The four Gujarat state power distribution utilities have for a third year in a row emerged as top performers in the country. Punjab is in the same top ‘A+’ bracket as Gujarat, with the utilities of Maharashtra and Uttarakhand closely following with an ‘A’ rating. According to the ‘Integrated rating for state power distribution utilities’ done by the ministry of power, 10 of these got a rating of 'B+' and 13 were rated 'B'. Eight got ‘C+’ and two – Jharkhand State Electricity Board and Dakshinanchal Vidyut Vitran Nigam in UP — got the lowest, a ‘C’ rating. The methodology for this rating was developed by the ministry in 2012. It covers 40 state utilities and no private ones. The Central Electricity Authority, Central Electricity Regulatory Commission, Power Finance Corporation, Rural Electrification Corporation, distribution utilities and credit rating agencies CRISIL, ICRA and CARE are involved in the exercise. The methodology is given final shape in consultation with the department of financial services (ministry of finance), Indian Banks' Association and major public sector banks. Financial performance has a weightage of 60 per cent. This covers subsidy, cost coverage ratio, aggregate technical and commercial (AT&C) losses, financial planning and the likes. Efficient regulatory practices hold the second best weightage of 15 per cent. The report noted the absolute subsidy dependence for most states remained high, mostly due to the subsidised nature of rates, particularly for agricultural consumers. “Cost coverage ratio for most utilities (33 of the 40 rated) remained low due to substantial increase in expenses and non-cost reflective tariffs (rates).
Gujarat was the best performer on cost coverages. Five power distribution utilities have shown more than 15 per cent improvement in this parameter. The two distribution utilities of Bihar have deteriorated more than 10 per cent in their cost coverage,” said the report, reviewed by Business Standard. Among the major findings, AT&C losses for a few utilities have deteriorated due to increased rural supply. Regulatory clarity is gradually appearing, with state electricity regulatory commissions in place across all states covered by ICRA and CARE, said the report.
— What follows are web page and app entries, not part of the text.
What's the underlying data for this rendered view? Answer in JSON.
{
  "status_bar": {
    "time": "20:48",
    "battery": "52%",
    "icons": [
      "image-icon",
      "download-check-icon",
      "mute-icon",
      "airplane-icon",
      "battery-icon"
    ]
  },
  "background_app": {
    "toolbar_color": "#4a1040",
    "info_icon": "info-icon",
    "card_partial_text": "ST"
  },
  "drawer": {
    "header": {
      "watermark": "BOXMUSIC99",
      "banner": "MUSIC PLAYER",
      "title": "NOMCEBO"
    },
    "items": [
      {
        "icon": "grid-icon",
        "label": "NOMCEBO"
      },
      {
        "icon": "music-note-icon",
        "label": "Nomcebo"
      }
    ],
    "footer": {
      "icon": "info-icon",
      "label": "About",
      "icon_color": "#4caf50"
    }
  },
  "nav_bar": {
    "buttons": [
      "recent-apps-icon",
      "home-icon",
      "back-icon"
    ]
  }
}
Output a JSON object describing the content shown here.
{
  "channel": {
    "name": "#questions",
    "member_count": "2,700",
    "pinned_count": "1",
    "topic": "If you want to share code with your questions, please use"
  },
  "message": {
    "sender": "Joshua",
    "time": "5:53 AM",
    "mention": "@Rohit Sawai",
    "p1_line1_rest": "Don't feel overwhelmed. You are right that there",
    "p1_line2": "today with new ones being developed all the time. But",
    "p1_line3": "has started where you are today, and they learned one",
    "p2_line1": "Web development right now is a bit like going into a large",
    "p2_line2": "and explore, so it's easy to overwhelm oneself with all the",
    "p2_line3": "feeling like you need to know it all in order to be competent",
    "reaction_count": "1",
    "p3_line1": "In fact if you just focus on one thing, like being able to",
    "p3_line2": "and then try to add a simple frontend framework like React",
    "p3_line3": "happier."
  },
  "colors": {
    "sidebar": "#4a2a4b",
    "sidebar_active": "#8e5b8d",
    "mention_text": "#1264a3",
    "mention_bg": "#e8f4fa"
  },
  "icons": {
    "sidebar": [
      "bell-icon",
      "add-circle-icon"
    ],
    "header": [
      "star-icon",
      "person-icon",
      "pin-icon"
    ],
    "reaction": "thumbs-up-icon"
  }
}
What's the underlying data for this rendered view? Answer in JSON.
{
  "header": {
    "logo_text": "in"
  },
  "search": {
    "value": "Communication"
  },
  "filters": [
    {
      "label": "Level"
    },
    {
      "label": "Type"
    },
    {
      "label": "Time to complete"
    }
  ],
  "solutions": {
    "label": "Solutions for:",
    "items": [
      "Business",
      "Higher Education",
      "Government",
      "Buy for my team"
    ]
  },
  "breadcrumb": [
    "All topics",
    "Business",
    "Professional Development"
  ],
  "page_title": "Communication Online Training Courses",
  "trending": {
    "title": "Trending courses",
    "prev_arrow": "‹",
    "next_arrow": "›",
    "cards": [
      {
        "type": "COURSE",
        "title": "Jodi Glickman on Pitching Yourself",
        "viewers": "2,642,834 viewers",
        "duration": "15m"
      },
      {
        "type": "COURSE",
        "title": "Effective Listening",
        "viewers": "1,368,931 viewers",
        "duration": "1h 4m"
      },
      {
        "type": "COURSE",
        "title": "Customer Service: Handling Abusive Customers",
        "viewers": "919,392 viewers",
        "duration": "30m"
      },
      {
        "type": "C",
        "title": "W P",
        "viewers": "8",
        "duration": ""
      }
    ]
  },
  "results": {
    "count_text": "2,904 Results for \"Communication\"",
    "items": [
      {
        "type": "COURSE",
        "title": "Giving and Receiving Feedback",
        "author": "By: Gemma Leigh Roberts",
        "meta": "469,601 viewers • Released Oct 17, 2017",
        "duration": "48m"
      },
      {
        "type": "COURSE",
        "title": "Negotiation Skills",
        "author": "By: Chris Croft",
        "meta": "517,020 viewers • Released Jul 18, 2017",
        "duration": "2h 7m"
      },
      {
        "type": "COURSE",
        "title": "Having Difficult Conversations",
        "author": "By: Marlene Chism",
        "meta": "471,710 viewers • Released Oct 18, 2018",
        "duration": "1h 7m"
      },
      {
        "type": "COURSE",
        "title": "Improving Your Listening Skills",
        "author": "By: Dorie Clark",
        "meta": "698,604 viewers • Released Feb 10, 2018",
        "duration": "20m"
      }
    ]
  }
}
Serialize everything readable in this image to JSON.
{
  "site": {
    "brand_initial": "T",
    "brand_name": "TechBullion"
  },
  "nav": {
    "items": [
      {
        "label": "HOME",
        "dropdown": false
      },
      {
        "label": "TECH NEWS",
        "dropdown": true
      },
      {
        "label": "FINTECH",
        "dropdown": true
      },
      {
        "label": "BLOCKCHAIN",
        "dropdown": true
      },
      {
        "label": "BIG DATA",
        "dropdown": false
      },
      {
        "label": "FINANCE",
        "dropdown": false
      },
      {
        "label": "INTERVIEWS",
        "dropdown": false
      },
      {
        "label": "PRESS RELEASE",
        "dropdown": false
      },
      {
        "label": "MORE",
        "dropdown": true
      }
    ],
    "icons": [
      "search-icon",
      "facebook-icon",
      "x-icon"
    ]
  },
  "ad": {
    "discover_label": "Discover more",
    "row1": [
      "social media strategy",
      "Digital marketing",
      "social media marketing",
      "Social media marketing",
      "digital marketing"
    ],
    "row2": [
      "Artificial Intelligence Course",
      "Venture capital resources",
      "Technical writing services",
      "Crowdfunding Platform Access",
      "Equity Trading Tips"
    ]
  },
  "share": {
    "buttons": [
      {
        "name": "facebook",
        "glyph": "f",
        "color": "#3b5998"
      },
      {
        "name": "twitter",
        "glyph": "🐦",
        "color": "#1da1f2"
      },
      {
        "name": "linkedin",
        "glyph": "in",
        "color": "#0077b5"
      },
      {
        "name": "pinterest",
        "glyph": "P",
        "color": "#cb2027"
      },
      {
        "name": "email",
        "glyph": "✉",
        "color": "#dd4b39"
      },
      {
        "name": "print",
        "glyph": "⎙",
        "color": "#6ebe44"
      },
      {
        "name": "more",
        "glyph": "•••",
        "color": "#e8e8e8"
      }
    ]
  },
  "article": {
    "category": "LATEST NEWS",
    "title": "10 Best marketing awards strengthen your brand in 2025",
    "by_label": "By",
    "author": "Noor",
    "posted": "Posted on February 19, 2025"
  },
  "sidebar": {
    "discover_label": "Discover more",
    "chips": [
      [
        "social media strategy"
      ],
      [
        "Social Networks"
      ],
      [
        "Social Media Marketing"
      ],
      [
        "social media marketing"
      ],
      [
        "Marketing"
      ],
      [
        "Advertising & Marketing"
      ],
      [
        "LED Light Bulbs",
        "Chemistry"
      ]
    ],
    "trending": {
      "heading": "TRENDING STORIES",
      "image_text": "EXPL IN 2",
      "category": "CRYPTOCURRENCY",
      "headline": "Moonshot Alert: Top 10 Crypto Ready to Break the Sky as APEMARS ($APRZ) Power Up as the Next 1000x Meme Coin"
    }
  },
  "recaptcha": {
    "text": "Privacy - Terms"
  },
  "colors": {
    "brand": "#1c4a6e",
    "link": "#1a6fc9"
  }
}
This year the rating announcement was not open for media coverage. During the UPA stint, the event was cancelled at the last moment by then power minister Jyotiraditya Scindia, who introduced this scheme. Narendra Modi ruled Gujarat state utilities got top ratings then as well.